     While driving through Ephrata, I enjoyed observing an Amish farmer plowing his field with a six horse team. His neighbor was spreading manure with a two horse team and a spreader with steel wheels. I thought about how much patience they must practice when completing their farm work with only horsepower. Patience I often lack. (I’ll have to work on this virtue.) The only bad spot of the whole trip was when my Honda’s gas gauge plunged to near empty and our onboard navigation system directed us round and round some neighborhoods that were gas station deserts. Tensions were high, patience evaporated, and frustration multiplied tenfold. 

     The best part of driving over 400 miles south in April is that a New England native can enjoy two springs. We were amazed at how far along the forage and foliage had progressed at this latitude. The maple leaves covered the palm of my hand. The rhubarb was harvest height and recipe ready. Farmers were already mowing some fields. 

     It’s not easy to plan an extended stay away from the farm. When we left this spring, we realized two years had lapsed since we left the farm for an overnight trip. How did we let this happen? 

     A barn and a book consumed all our attention. Larry built a barn. I prepared a book for delivery to the publisher. 

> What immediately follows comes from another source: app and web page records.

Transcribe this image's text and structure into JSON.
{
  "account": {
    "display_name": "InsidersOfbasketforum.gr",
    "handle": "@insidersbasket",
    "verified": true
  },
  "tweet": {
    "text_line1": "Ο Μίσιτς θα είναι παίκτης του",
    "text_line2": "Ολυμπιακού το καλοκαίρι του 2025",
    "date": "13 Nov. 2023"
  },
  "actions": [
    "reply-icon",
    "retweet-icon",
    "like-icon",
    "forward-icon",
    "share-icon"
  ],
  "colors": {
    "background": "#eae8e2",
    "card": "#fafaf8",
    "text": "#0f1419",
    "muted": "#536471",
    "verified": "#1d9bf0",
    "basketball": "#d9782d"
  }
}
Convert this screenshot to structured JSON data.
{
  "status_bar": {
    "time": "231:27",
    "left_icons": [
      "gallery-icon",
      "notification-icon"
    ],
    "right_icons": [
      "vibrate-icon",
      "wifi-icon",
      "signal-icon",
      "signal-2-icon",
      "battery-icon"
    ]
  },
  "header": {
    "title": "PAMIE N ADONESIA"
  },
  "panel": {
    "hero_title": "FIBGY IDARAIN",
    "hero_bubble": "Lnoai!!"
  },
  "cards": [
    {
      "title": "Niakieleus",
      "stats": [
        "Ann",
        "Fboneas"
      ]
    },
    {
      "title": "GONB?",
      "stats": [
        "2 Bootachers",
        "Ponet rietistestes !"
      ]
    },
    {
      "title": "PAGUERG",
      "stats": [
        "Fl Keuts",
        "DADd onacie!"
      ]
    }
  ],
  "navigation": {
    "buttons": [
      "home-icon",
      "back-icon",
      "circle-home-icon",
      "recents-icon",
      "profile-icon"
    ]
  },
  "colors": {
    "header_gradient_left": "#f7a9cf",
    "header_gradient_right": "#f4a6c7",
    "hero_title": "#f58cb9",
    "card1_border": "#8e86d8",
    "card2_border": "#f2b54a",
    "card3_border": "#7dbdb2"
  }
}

   The new barn is a lovely gambrel barn. It replaces an old dilapidated structure that is just up the road from the main farmhouse. We’re hoping the new barn will allow us to unload hay with ease. Throughout last summer, Larry and his barn raising crew installed the hayloft floor. It was December 2, when Larry, Jeff, and our neighbor Bruce secured the last piece of metal roof. The barn is close to completion but not quite. It’s been a multiyear project with labor also supplied by our sons. Our friends, Paul and Chip were also involved. Sometimes they spent hours leveling cement. Just this week, Larry and Paul installed lighting.
     While the guys were giving the air-hammers a workout, I was working on finalizing the Loudon history book. The book is expected to arrive and be ready for sale around the first of June. I researched and wrote the book to celebrate Loudon’s 250th anniversary. In September I was glued to a desk chair fine tuning photo captions, bibliographies, and chapter headings. In October, I reviewed 77 photos for quality. In November I submitted materials to the publisher in Portsmouth.
     Now that we met the deadlines associated with these projects, it’s onto spring work. Here in Loudon, it’s continued to rain. The leaves on the maple, beech, and oak trees are at a standstill. The heat predicted for this weekend might kick the season into high gear. The fields are still too wet and too cold for planting sweet corn or other vegetables.
     I’m sharing a photo of Larry’s barn. I’ll share news of the book when it arrives from the printer. Happy Spring and let’s dream about a wonderful growing

season to come.